Reflections on Sermon 105: “On Conscience”

Reflections on Sermon 105: “On Conscience”

“Now this is our boast: Our conscience testifies that we have conducted ourselves in the world, and especially in our relations with you, with integrity and godly sincerity. We have done so, relying not on worldly wisdom but on God’s grace.” —2 Corinthians 1:12

If I feel that I may have done something wrong, whether it is saying something hurtful to someone or commenting negatively on someone’s Facebook wall, I cannot sleep. No matter what I do, I just can’t sleep. Maybe this is me thinking too much or making a big deal over small things, but I have spent nights feeling uneasy, replaying in my mind what I did and speculating how the other party may have been hurt. The problem is that these convictions come to me when I lie down, which is mostly deep in the night, when everyone except me is already sleeping. I can’t do anything about it until morning, which means that I will have to spend the night in restless agony.

I am honestly not sure of the order: if the awareness that I have done wrong hinders me from sleeping or if the fact that I can’t sleep means I must have done wrong. Whatever it is, once the Spirit activates the “moral radar” of my conscience, my soul becomes restless. Wesley says it well: conscience is “the tribunal in the breast of men to accuse sinners.” The Spirit witnesses to my spirit that I have gone beyond my limit or fallen short of the standard so that I could be brought to repentance and godly character.

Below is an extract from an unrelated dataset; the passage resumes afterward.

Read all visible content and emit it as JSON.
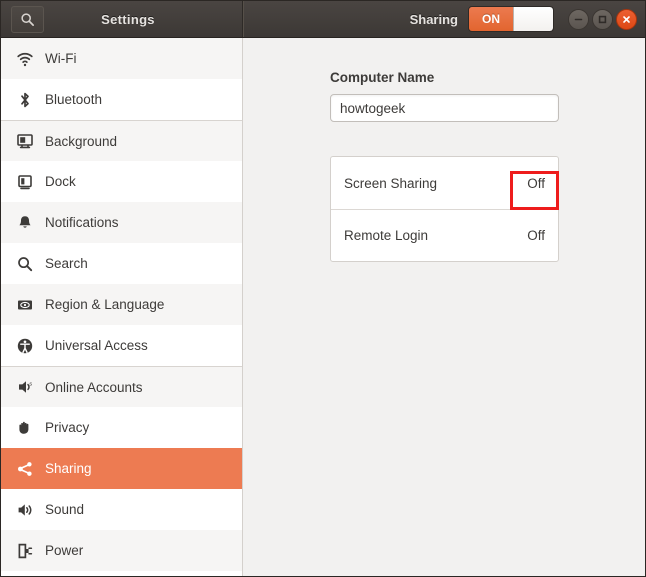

I recognize clearly that those sleepless nights are moments when my bedroom becomes God’s sanctuary, where my godly sorrows are seedbeds of divine character being planted in my life. Without the work of God on my conscience, I would move on with my life, unmindful of my shortcomings and therefore stunted in my Christian growth.

As Paul wrote, “our conscience testifies that we have conducted ourselves in the world, and especially in our relations . . . with integrity and godly sincerity” (2 Corinthians 1:12). We need this divine work in our lives. We can be so blind about our weaknesses and can easily overlook wrongdoings that become part of our routine. We can even use our personality as an excuse for the things we do and don’t do. We can be the most oblivious person about the big stain in our own faces. It is helpful to have friends who are honest and kind enough to point them out to us, but what if we don’t have such friends?

Thankfully, God has provided for us everything we need, especially for right living, through our knowledge of Him (2 Peter 1:3). He does not leave us to ourselves to figure out what is right and wrong or good and evil. He has given us the Holy Spirit to convict us and lead us back to the right path. 

I am certain that the uneasy feelings are not mere mental perceptions but evidences to the convicting work of the Holy Spirit, reminding me of my behavior. This is a part of God’s continuous and gracious transforming work in my life—slowly but surely—into His image. Conscience works in our favor, no matter how painful it may be. The gentle persuasion through the Holy Spirit is powerful because it brings us back to the authority of the Word in our lives.  

Dick Eugenio is the academic dean of Asia-Pacific Nazarene Theological Seminary and discipleship coordinator for the Philippine-Micronesia Field.

To read the full text of this sermon, click here.